Saturday evening, after I had finished competing, another great friend, Eric Newcomer, took me to pick my truck up (ANOTHER HUGE THANK YOU).

Not even five minutes into the drive the truck shut down again while on the interstate. I hopped back into Eric’s truck, paid for a second tow and sent the truck back to the shop it had just came from.

The Newcomer Family. Photo courtesy of Cindy Newcomer.

I was now stressed about how I was going to get myself, Hope and Payco home. After making several different plans about how Payco and I were going to eventually get home, Lynn O’Connell offered to drive me and Payco all the way home (YET ANOTHER HUGE THANK YOU).

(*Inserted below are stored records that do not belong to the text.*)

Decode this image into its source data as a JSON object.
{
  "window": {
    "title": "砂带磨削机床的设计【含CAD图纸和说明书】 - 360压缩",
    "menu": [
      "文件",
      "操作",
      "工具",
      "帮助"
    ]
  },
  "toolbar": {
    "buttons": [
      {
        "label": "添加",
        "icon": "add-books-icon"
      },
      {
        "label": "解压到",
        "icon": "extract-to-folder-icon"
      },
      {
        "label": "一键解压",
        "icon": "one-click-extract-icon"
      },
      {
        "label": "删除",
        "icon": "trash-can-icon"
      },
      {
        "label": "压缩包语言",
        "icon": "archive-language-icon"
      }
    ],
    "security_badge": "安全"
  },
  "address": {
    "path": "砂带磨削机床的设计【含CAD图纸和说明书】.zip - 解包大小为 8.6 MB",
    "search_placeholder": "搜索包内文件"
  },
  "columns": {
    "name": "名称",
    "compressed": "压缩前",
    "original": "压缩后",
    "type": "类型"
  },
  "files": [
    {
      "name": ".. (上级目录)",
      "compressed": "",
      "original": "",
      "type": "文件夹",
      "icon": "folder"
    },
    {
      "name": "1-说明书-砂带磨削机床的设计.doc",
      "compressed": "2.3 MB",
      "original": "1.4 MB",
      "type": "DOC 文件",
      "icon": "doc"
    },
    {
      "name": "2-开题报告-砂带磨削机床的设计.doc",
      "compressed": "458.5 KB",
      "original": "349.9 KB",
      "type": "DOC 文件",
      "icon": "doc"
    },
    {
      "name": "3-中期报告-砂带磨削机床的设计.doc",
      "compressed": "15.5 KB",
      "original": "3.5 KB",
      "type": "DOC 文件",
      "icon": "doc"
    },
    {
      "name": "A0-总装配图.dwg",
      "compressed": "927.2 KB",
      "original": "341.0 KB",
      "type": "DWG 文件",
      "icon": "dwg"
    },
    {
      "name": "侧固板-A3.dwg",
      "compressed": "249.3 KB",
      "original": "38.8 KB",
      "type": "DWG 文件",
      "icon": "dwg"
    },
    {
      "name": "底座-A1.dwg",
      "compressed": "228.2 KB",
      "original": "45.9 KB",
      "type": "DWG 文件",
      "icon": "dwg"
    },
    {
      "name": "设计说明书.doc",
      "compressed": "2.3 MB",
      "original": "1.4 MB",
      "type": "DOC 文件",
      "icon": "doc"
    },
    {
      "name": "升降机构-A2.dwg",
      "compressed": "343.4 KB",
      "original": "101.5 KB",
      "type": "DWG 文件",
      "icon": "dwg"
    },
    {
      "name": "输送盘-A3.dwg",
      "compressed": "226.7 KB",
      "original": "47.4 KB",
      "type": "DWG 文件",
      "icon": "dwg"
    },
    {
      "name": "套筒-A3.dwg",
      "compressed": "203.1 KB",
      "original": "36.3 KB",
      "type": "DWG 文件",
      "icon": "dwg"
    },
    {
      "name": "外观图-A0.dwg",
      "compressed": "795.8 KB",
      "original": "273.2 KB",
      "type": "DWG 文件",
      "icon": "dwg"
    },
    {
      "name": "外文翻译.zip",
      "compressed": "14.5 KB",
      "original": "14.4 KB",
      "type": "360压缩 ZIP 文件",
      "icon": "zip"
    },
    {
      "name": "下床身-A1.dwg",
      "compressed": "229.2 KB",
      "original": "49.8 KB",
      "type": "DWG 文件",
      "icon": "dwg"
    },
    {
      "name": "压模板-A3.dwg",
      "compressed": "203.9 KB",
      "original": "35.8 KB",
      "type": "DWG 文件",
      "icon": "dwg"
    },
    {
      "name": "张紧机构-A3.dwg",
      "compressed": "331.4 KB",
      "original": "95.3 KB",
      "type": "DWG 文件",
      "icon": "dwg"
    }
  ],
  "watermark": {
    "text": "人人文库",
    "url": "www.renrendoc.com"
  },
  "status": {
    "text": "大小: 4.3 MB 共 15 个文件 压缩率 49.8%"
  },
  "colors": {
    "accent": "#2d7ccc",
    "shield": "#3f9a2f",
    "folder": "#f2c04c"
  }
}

Lynn drove WAYYYYY out of her way to take us home. She lives in Connecticut while I live in Pennsylvania and was laying over in Ohio. I honestly cannot thank her enough for her act of kindness. Hope and her dog got along well in the back seat and Lynn made me feel so comfortable the entire way home. Lynn took SO MUCH stress off of me by getting my little crew home safely.

Lynn O’Connell and her good horse Vana. Photo courtesy of Lynn O’Connell.

But what about my trailer? Eric Newcomer to the rescue again! Monday morning Eric took his truck back to the show grounds, picked my trailer up and took it to his house where it sits parked.

Fast forward two weeks. I finally get the call that my truck is done (YAY)! Eric and his wife, Cindy, went the extra mile for me, picked my truck up, took it to their house to hook the trailer up and stated they would meet me and my sister half way so we wouldn’t have to make the entire trip. HOW AWESOME ARE THEY? SERIOUSLY!

I need to take a Prilosec before writing this next part as it still gives me heartburn.

Approximately 30 -40 minutes into their drive I get a call from Eric that the truck did the exact same thing it’s been doing — it shut down and is now broke down again. Eric was able to get it to a parking lot where they unhooked the trailer and called AAA to tow the truck to a reputable shop they use.

Now $1300.00 in the hole with a truck that is still not fixed, I’m overly upset, but thanks to the Newcomers my truck is now a great shop and my trailer is back at their house until further notice.

Cindy Newcomer in action. Photo by Tim Frank.

The truck saga is to be continued.

Before I run to consume a handful of Tums because of this situation I’d like to just note how I’ve met some of the most amazing and genuinely good hearted people through mounted shooting. The people in this sport would give you the shirt of their backs if it was the last shirt they had. They provide others with anything they may need and expect nothing in return. I started this sport because I like to ride my horse and shoot guns, I continue participating because I look forward to seeing these great people almost every weekend.

Again I would like to extend my gratitude and thanks to Eric and Cindy Newcomer, Lynn O’Connell, Chris Himes and all the individuals who offered a lending hand when I broke down a couple weekends ago. I don’t know what I would have done if I didn’t have to support of great people like you guys and gals!